Saturday, November 26, 2011

Plant-Dyeing All Summer and Fall

Japanese Indigo, Late Summer

 Here I am trying to catch up again.  This will be a whirlwind look at what has been happening with Sojourner Design since my last post.

The Japanese Indigo did splendidly this summer; as I recall, I harvested four times.  I dried some of the leaves; supposedly one can ferment dried Japanese Indigo leaves, thus spreading out some of the indigo dyeing activity into the colder months.  We shall see.

Fibers dipped in Japanese Indigo vat

I was pleased with my dyeing results with the Japanese Indigo although I'd like to have gotten more color from the dyebath and I found it difficult to find days when I could set aside the time to harvest and then immediately dye with the plant.

I also didn't succeed in harvesting seeds for next year.  The plants flowered like crazy (see the tiny pink blooms, lower left, in the photo).  Our weather was so wet and crazy this fall that I never detected what I thought were seeds.  I'll plant more next year but have also bought woad seeds to try.  Woad plants were used for centuries in Europe to obtain blue color.

Pokeweed Closeup; This bract isn't ready to pick

Pokeweed was FUN!  During the early part of the summer I scoped out where there were accessible pokeweed bushes, then the rest of the summer I checked them regularly to be sure I was there to pick at the point that as many berries on each bract were plump and juicy.

Fiber Dyed with Pokeweed

Most plants had bracts ready to pick starting in the early fall and right up to frost.
I had only one dyeing session with pokeweed berries, dyeing with the bath until the dyestuff was exhausted.  Numerous colors were obtained by over-dyeing other colors.

I harvested more bracts, however, for the freezer.  I don't know if I'll succeed but I'll try dyeing with the thawed berries sometime this winter.

Pokeweed is considered to be an invasive weed.  But, having gotten to know the plant better, I have an appreciation for the plant.  I allowed a couple of the plants to grow up at the edge of my garden and enjoyed the lovely shape that the plant becomes when it's not relegated to neglected weed patches.

I almost missed the boat with goldenrod.  I had tried it a few years ago, getting the same predictable green/gold color that I associated with most plant dyes.  Not enthused about trying it again, I waited until the goldenrod flowers were few and far between before discovering that they can produce a lovely soft buttery yellow if used correctly.

Walnuts soaking in water
The walnut dyeing continued, and will continue.  I have several bags of walnuts slumbering away in my basement freezer, awaiting a mid winter dye day.  Here is the large jar in which I soak walnuts.  This photo was taken minutes after the walnuts were added to the water.  They are floating at the top, out of range.  The dyestuff is sinking downward from the nuts anc accumulating at the bottom of the jar.  In a short time the water will be black!

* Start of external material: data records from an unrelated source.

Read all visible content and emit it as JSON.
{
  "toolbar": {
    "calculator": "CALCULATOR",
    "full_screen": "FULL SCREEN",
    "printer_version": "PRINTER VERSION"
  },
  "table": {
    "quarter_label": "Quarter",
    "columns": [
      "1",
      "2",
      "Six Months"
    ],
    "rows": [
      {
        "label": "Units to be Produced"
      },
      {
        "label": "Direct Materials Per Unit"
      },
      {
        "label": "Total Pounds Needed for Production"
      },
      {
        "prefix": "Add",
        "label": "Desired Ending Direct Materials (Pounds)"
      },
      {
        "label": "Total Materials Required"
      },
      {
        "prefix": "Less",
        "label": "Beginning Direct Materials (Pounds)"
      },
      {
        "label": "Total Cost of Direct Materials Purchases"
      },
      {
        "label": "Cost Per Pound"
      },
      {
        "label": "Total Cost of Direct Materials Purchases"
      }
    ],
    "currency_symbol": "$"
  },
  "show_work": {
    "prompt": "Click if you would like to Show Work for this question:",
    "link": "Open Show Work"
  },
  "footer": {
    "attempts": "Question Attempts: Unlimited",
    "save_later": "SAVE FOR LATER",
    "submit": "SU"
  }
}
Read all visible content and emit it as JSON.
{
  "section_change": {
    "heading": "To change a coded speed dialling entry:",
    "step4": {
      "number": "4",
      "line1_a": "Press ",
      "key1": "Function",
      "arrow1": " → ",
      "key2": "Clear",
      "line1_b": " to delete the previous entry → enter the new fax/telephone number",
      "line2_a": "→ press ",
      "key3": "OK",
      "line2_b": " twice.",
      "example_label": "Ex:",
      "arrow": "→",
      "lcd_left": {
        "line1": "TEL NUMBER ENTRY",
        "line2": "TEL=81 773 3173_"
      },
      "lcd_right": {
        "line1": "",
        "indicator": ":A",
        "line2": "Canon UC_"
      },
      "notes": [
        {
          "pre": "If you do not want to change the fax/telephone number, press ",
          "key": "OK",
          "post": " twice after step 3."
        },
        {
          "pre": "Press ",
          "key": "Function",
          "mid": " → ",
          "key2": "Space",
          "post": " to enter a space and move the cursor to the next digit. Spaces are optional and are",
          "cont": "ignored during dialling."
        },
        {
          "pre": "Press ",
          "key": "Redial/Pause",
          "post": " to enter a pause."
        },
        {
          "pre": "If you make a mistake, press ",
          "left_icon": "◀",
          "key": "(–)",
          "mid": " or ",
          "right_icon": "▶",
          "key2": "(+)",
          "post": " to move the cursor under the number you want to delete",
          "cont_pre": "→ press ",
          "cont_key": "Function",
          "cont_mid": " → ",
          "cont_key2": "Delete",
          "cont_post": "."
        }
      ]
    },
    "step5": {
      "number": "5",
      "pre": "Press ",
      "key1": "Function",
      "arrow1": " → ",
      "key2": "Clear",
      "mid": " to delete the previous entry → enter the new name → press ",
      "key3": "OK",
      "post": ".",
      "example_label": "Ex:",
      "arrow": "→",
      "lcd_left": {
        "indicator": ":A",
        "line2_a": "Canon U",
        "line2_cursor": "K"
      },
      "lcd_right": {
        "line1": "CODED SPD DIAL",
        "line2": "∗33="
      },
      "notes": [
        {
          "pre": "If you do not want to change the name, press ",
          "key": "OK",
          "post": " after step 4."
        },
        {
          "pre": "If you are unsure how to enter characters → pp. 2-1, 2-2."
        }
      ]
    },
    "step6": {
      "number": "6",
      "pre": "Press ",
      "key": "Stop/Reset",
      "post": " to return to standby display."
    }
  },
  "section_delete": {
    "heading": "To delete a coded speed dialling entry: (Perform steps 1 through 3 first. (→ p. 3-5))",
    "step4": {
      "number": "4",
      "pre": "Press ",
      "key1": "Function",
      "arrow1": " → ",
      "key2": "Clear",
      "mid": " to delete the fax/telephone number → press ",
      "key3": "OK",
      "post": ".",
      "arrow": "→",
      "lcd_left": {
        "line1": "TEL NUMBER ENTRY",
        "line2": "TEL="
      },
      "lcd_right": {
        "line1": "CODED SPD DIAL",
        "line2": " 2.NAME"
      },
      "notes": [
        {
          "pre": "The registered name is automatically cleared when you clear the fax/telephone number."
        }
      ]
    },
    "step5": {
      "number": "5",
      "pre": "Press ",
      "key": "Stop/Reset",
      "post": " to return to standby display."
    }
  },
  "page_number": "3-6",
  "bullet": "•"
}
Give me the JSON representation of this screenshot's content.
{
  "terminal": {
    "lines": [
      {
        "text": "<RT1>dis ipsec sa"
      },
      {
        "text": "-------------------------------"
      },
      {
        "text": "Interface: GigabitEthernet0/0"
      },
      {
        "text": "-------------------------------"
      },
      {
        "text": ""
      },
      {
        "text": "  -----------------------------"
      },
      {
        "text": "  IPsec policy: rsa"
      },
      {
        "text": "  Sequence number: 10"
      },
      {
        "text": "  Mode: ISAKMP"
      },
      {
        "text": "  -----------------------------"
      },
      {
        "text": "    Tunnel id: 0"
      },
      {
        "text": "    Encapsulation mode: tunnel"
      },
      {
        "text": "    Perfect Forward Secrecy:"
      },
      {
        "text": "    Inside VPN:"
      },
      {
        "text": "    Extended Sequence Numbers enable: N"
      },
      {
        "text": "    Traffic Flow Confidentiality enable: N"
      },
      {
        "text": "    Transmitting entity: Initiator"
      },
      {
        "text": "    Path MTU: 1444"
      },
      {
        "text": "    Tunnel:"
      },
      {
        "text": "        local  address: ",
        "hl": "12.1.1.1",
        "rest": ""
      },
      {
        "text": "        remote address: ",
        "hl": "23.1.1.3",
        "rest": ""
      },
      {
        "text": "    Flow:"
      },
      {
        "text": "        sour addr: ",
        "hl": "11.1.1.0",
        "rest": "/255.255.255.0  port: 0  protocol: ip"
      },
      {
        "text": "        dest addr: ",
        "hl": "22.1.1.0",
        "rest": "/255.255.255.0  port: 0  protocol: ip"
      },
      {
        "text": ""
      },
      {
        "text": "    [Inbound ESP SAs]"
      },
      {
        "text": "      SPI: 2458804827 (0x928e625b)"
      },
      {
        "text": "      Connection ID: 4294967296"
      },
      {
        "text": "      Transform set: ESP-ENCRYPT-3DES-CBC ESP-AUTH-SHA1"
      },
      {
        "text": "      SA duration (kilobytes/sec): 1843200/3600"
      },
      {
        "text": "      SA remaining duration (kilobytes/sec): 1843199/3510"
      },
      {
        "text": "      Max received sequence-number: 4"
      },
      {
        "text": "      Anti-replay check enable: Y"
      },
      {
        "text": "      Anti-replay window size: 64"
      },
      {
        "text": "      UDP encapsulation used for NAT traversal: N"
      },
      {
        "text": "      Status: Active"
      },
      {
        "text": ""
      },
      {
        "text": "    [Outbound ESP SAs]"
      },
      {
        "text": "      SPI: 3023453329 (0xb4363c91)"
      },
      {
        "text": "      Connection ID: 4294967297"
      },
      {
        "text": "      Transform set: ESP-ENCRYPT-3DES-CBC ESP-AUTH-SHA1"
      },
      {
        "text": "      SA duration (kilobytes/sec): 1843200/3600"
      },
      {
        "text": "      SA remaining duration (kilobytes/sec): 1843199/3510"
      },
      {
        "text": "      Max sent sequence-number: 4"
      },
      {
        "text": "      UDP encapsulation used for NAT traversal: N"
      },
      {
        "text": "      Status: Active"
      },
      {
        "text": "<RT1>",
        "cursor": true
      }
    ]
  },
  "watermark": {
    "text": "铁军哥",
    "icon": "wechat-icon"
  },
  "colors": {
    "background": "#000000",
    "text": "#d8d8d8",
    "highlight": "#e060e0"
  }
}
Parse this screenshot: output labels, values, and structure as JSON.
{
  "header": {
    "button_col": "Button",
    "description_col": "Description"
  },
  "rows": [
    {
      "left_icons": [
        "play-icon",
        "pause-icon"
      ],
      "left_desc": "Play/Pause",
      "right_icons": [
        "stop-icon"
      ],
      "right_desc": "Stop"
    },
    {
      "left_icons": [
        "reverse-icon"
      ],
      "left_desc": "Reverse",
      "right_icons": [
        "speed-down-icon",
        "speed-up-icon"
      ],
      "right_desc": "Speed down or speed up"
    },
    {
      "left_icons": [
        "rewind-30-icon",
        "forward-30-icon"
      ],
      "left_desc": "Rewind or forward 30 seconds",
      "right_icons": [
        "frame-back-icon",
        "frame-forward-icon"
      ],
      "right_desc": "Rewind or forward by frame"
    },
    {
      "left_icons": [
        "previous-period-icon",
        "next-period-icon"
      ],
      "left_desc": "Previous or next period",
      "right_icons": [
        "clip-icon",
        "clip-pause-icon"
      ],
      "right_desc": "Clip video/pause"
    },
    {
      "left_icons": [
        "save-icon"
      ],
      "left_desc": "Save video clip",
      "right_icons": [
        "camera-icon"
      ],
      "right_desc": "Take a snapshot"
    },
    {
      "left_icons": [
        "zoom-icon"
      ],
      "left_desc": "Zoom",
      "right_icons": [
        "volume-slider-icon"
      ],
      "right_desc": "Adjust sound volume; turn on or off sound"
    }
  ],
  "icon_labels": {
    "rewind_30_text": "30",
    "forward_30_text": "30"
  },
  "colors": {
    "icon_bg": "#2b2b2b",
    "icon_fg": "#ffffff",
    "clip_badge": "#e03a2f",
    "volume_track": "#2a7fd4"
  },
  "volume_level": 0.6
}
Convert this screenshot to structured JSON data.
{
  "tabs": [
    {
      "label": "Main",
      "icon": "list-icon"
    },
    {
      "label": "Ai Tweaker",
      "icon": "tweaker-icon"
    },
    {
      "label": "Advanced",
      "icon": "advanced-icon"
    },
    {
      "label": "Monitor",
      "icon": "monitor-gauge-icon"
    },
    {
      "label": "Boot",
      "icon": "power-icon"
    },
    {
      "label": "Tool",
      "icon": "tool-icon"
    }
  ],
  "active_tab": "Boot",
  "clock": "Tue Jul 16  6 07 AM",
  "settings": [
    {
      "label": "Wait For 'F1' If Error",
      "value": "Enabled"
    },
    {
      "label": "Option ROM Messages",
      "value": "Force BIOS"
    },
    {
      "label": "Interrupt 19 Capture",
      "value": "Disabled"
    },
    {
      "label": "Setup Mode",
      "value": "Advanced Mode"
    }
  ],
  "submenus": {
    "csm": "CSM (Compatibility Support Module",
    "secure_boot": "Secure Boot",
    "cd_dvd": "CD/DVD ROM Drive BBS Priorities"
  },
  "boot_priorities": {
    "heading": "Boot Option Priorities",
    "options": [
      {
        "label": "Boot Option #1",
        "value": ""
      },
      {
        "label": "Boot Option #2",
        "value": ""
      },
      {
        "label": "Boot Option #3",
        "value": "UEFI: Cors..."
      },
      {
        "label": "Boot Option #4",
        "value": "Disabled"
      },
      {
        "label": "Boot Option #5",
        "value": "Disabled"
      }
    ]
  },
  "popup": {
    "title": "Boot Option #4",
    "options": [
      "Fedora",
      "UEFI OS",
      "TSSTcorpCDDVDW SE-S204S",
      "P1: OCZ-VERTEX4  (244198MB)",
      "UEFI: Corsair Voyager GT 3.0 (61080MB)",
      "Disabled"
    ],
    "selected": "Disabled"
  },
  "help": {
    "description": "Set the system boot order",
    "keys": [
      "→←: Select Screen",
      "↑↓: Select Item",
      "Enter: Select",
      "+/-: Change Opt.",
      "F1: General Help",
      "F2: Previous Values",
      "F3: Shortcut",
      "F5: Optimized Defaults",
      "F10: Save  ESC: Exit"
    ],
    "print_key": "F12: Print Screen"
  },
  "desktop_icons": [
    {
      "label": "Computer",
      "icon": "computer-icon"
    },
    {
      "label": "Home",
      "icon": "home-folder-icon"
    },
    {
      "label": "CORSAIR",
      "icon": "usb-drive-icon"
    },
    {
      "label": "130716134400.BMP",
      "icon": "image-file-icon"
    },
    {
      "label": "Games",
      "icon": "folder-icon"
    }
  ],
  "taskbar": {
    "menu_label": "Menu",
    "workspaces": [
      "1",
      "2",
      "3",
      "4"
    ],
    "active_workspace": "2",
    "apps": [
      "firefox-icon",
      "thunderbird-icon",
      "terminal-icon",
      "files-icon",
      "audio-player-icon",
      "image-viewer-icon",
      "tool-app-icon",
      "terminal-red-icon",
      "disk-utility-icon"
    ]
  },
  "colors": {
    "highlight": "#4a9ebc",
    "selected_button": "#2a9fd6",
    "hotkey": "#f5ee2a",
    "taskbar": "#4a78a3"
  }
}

Speaking of walnut dyeing, I shot a quick video about what walnut trees and their fruits look like and how I harvest them when I was out in the pasture one day moving sheep.  Watch it here.

Finally, just last week, it was Shearing Day.  Here's Bud keeping an eye on all concerned.
Shearing Day

Click here to watch my shearer, Kevin Ford, at work while sheep and Border Collie watch.